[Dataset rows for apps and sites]
▼

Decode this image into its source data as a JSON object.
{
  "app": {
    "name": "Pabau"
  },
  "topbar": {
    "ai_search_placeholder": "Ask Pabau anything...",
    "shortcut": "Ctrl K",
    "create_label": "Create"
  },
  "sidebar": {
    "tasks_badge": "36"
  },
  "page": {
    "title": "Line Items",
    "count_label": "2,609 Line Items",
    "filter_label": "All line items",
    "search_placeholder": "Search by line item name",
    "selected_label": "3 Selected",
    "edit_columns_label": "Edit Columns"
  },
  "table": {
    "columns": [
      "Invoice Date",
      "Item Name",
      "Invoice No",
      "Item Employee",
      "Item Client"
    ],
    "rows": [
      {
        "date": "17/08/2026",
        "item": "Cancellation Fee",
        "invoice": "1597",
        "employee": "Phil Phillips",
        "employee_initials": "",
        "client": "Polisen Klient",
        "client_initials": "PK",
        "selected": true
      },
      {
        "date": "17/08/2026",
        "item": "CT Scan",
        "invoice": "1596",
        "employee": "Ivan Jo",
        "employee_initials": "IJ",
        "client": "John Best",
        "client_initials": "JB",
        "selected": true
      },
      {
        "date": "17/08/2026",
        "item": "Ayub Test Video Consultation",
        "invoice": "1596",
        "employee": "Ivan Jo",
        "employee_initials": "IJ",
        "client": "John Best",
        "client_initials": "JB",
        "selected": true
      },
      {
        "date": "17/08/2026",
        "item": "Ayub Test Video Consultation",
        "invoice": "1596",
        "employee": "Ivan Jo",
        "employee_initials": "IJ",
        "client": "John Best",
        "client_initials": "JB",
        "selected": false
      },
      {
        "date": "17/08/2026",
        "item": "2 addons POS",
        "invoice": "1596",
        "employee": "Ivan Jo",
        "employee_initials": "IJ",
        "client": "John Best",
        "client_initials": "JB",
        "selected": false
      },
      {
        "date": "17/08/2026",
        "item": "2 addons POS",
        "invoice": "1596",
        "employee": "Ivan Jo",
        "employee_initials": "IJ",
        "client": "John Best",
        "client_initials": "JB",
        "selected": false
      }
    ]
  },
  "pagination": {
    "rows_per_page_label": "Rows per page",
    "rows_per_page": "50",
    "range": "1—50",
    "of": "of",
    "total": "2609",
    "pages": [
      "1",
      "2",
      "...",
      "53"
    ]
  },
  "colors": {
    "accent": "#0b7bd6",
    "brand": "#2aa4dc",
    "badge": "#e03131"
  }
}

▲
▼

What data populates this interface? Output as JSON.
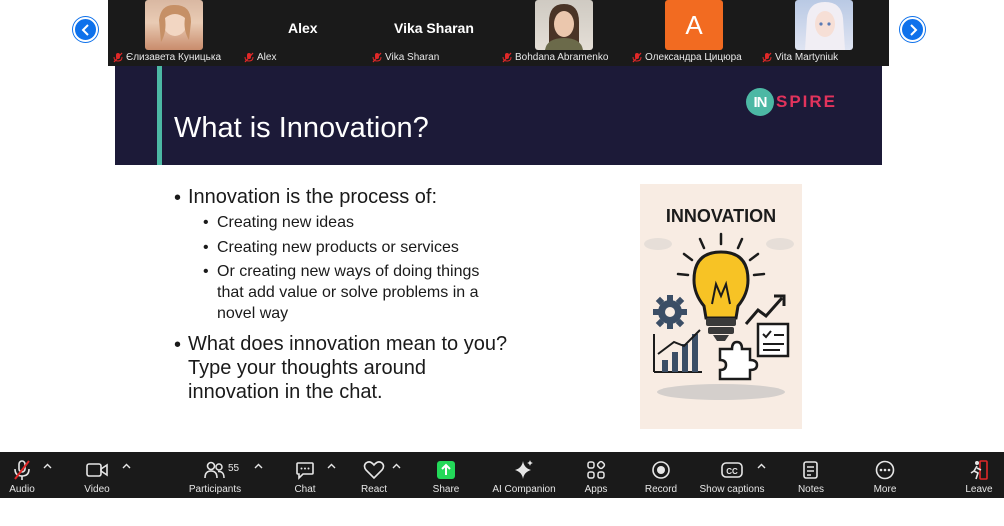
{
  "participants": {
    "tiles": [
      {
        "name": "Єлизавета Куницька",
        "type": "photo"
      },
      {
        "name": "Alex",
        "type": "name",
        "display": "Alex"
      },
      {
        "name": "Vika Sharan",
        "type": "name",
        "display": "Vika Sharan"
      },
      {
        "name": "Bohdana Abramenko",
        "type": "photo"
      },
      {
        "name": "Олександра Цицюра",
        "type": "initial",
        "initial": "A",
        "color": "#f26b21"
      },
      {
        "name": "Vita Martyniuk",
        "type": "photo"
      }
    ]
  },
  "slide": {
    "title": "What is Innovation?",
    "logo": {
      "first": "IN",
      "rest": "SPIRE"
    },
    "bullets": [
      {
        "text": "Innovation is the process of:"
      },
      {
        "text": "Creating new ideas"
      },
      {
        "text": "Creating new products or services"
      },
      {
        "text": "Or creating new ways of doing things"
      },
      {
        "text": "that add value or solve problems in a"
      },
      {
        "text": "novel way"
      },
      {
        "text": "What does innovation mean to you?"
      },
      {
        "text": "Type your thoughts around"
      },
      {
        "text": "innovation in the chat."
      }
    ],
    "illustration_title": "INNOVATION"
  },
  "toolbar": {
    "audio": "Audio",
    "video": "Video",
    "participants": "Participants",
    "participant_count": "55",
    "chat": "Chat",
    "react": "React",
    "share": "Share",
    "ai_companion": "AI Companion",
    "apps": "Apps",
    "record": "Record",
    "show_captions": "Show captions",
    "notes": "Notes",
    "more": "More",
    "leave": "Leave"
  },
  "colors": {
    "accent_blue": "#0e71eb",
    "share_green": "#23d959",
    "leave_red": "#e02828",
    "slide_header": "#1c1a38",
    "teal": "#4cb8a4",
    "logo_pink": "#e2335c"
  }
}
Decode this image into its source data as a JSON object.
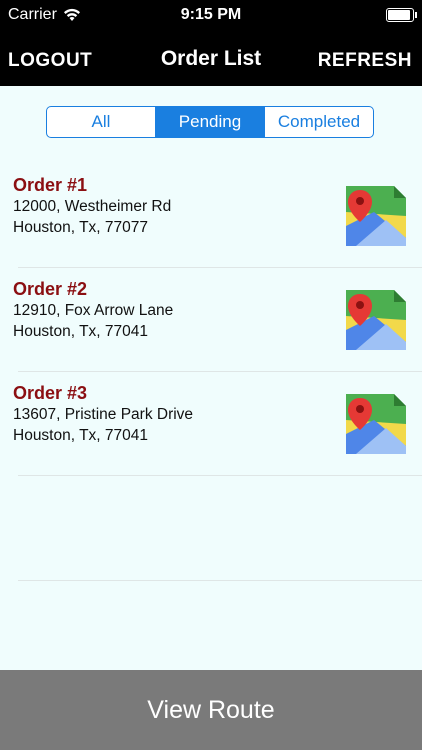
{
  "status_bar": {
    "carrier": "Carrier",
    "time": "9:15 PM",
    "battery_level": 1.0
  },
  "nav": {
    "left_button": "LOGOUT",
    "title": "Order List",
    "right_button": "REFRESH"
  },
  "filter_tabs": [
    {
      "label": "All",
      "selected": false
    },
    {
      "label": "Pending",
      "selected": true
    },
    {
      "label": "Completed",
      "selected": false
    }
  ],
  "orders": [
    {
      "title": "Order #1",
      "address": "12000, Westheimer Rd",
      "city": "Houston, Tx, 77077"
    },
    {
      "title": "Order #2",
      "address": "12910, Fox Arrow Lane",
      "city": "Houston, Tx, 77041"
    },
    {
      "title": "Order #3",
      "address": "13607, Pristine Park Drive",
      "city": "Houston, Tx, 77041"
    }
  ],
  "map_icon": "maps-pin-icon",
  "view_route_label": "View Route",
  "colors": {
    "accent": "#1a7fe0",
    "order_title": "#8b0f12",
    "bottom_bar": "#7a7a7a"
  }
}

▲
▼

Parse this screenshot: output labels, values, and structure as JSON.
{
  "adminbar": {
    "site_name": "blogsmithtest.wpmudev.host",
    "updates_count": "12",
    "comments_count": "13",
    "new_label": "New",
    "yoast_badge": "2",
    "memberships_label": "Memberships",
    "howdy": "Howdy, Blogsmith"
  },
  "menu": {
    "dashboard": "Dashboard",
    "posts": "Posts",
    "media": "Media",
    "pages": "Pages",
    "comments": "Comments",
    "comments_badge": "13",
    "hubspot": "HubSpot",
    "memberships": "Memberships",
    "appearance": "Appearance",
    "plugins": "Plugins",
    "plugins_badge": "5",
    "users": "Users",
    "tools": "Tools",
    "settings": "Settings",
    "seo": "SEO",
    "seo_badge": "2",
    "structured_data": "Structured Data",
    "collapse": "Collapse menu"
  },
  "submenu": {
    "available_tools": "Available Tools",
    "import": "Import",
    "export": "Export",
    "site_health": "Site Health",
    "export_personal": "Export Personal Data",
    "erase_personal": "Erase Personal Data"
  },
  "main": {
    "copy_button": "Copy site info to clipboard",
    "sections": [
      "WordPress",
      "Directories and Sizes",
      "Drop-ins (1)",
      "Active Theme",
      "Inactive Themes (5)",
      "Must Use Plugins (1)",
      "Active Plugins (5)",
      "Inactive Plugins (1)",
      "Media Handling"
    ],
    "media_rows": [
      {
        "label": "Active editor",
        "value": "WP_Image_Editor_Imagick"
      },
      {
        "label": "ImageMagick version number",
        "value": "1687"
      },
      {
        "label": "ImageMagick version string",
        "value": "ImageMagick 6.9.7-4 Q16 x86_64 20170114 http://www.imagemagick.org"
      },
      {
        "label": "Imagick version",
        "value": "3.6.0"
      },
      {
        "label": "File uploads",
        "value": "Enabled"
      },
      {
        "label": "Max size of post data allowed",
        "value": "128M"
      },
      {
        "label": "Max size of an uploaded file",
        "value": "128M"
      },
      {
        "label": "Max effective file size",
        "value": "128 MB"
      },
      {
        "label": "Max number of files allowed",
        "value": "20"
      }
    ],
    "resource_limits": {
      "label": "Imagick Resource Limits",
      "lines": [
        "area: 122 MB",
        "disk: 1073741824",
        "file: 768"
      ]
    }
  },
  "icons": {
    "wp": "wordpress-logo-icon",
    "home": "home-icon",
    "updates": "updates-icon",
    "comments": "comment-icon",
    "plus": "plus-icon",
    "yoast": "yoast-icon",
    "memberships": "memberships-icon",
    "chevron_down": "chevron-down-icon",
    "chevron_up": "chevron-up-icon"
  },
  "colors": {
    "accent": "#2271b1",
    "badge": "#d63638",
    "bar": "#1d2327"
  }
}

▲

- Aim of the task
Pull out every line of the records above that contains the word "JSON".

- Output of the exercise
Decode this image into its source data as a JSON object.
What data populates this interface? Output as JSON.
Decode this image into its source data as a JSON object.
Parse this screenshot: output labels, values, and structure as JSON.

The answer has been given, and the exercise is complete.